From the listing that follows, count the lines including "Delete" and give the number alone.

» Data excerpts:

------------------------------------------------

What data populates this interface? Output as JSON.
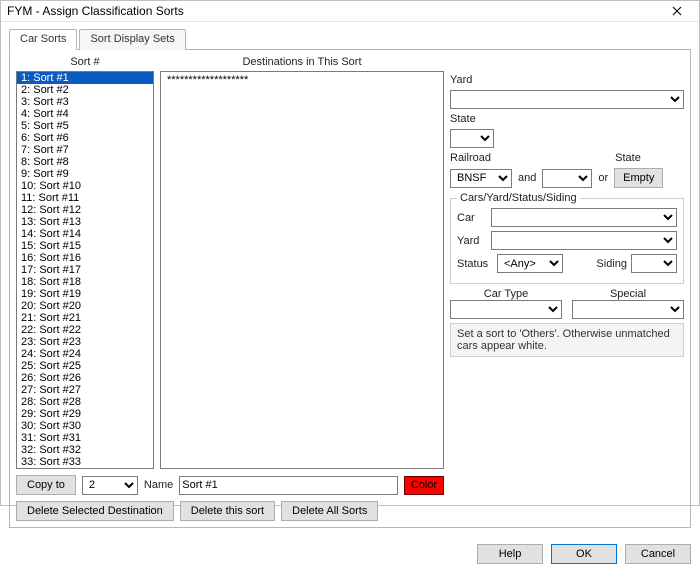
{
  "window": {
    "title": "FYM - Assign Classification Sorts"
  },
  "tabs": [
    {
      "label": "Car Sorts",
      "active": true
    },
    {
      "label": "Sort Display Sets",
      "active": false
    }
  ],
  "headers": {
    "sort_number": "Sort #",
    "destinations": "Destinations in This Sort"
  },
  "sort_list": [
    "1: Sort #1",
    "2: Sort #2",
    "3: Sort #3",
    "4: Sort #4",
    "5: Sort #5",
    "6: Sort #6",
    "7: Sort #7",
    "8: Sort #8",
    "9: Sort #9",
    "10: Sort #10",
    "11: Sort #11",
    "12: Sort #12",
    "13: Sort #13",
    "14: Sort #14",
    "15: Sort #15",
    "16: Sort #16",
    "17: Sort #17",
    "18: Sort #18",
    "19: Sort #19",
    "20: Sort #20",
    "21: Sort #21",
    "22: Sort #22",
    "23: Sort #23",
    "24: Sort #24",
    "25: Sort #25",
    "26: Sort #26",
    "27: Sort #27",
    "28: Sort #28",
    "29: Sort #29",
    "30: Sort #30",
    "31: Sort #31",
    "32: Sort #32",
    "33: Sort #33"
  ],
  "selected_sort_index": 0,
  "destinations_text": "*******************",
  "right": {
    "yard_label": "Yard",
    "state_label": "State",
    "railroad_label": "Railroad",
    "railroad_value": "BNSF",
    "and_label": "and",
    "or_label": "or",
    "empty_button": "Empty",
    "group_label": "Cars/Yard/Status/Siding",
    "car_label": "Car",
    "yard2_label": "Yard",
    "status_label": "Status",
    "status_value": "<Any>",
    "siding_label": "Siding",
    "cartype_label": "Car Type",
    "special_label": "Special",
    "hint": "Set a sort to 'Others'. Otherwise unmatched cars appear white."
  },
  "bottom": {
    "copy_to": "Copy to",
    "copy_value": "2",
    "name_label": "Name",
    "name_value": "Sort #1",
    "color_label": "Color",
    "delete_dest": "Delete Selected Destination",
    "delete_sort": "Delete this sort",
    "delete_all": "Delete All Sorts"
  },
  "dialog": {
    "help": "Help",
    "ok": "OK",
    "cancel": "Cancel"
  }
}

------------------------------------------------

» Task result:
3